“To supporters, Judge Sotomayor’s vigorous questioning of the Bush administration’s position in the [torture case of Canadian Maher Arar], showcases some of her strengths,” write the New York Times‘ Adam Liptak and Jo Becker, “But to detractors, Judge Sotomayor’s sharp-tongued and occasionally combative manner — some lawyers have described her as “difficult” and “nasty” — raises questions about her judicial temperament and willingness to listen.”

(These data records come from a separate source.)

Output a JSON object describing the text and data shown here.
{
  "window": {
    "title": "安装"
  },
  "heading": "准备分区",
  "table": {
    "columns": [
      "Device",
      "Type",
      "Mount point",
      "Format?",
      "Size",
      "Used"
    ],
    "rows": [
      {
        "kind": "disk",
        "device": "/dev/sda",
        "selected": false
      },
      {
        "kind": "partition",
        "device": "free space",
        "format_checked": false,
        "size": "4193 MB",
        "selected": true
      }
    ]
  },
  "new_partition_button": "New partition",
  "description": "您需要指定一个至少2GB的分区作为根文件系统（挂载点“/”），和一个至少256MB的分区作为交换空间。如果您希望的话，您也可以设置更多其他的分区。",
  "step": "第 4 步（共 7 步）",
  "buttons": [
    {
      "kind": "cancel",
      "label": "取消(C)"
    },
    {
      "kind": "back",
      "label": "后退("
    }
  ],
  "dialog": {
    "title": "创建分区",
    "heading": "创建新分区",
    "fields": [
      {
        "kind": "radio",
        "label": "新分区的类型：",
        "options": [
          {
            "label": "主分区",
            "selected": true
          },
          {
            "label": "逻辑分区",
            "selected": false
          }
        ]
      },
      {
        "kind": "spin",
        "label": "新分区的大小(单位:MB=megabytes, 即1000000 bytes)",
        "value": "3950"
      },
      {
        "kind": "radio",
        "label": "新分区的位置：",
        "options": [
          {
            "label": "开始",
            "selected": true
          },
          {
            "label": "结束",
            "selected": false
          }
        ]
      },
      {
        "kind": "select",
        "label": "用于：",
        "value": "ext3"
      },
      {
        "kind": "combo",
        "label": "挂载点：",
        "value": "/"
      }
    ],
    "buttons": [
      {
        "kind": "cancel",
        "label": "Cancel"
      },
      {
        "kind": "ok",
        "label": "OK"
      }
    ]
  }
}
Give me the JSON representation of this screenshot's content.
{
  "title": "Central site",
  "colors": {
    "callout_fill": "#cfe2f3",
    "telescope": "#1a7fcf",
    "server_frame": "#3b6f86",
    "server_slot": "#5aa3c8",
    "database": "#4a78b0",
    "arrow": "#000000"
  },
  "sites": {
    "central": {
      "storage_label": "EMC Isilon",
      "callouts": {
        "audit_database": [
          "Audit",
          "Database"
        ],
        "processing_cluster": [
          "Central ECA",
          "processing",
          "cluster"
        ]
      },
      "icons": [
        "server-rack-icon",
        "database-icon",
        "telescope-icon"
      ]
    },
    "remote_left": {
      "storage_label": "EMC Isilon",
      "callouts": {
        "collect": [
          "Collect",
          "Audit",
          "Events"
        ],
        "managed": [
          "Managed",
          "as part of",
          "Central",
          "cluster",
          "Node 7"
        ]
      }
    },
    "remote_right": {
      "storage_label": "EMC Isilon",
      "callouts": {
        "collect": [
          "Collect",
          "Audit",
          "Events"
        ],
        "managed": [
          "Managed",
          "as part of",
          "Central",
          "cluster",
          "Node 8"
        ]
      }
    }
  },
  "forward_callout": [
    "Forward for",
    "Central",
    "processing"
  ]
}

Late last month, in a case which may ultimately result in the elimination of Section 5 of the Voting Rights Act (which requires certain, mostly southern jurisdictions to pre-clear changes in electoral policy with the Justice Department), Justices Roberts and Kennedy went on quite a tear.Here’s how the Los Angeles Times reported the exchange between the Justice’s and Deputy Solicitor General Neal Katyal.
“Are Southerners more likely to discriminate than Northerners?” asked a skeptical Chief Justice John G. Roberts Jr.
Is the “sovereignty of Georgia” entitled to less respect than “the sovereign dignity of Ohio? . . . Does the United States take that position today?” asked Justice Anthony M. Kennedy, pressing a lawyer for the Justice Department who was defending the Voting Rights Act.